Mr. Sandys

First, I should like to thank my hon. Friend the Member for Kidderminster (Mr. Nabarro) for his remarks and, secondly, to assure him that the organisations to which he referred will be included in the series of consultations which are to take place. As to the question put by the hon. and learned Member for Northampton (Mr. Paget), I am sure that he will not expect me to comment on a Bill which has not yet been introduced to the House.

Mr. Noel-Baker

In view of the immense sum of £300 million which the nation is losing every year as a result of smoke and grit, and the fact that the Government have had this Report now for more than two months, cannot the right hon. Gentleman go further in assuring us that the Government will give large-scale help in the capital expenditure that is required, particularly for the production of more smokeless fuels? Does the right hon. Gentleman's statement that the Government accept the Report in principle mean that they will also make large grants from the Exchequer for this purpose?

Mr. Sandys

I said that we were looking into all the issues which are raised by these proposals. I do not think that the right hon. Gentleman would wish me to make piecemeal announcements upon this matter, but I hope to be in a position to make a fuller statement before very long.
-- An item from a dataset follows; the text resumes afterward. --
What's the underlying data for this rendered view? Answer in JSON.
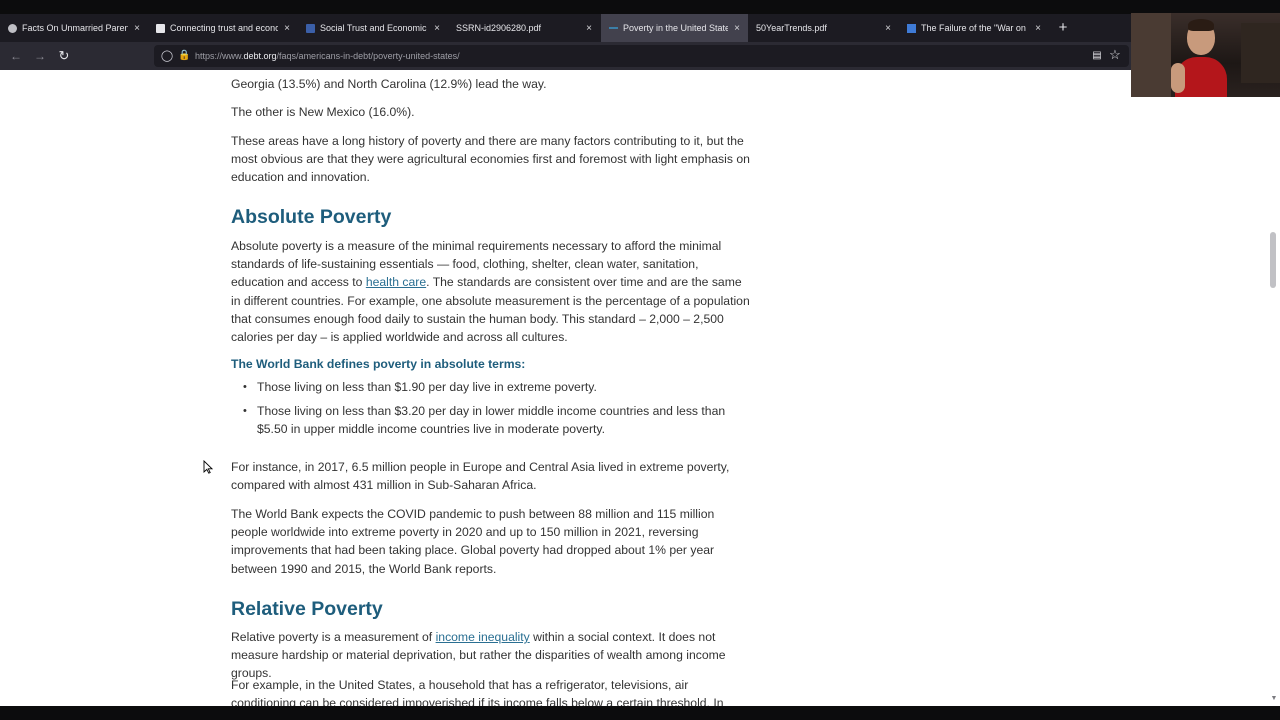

Mr. Popplewell

Is the right hon. Gentleman aware that the House and the country realise the tremendous amount of capital expenditure involved before these conversions can be made fully but that the empowering of local authorities to make smokeless zones, to which he referred, is not likely to be very expensive from the Government's point of view? Will the right hon. Gentleman assure the House that he is prepared to frame a regulation which will allow permissive powers to local authorities to adopt it and establish smokeless zones without their having to resort to the cumbersome and costly Private Bill procedure?

Mr. Sandys

That, in general terms, is one of the proposals in the Report.

Mr. Popplewell

But will the Minister take action quickly upon it?

Mr. Dodds

These proposals of the Beaver Committee are far-reaching and very necessary; but does the right hon. Gentleman really believe that much progress will be made quickly without further legislation by this House? What does he propose to do about that? Is he going to leave it to voluntary support?

Mr. Sandys

One of the main proposals of the Report is that there should be legislation. I have said that I hope to be in a position before very long to make a further statement on the subject.

Mr. T. Brown

The right hon. Gentleman enumerated most of the proposals of the Beaver Committee, which we all welcome. He did not, however, refer to the action which the Government propose to take to deal with burning pit heaps, which are a menace in many mining areas. Will he consult his right hon. Friend the Minister of Fuel and Power and the National Coal Board on the control of these obnoxious pit heaps, which are causing so much disturbance?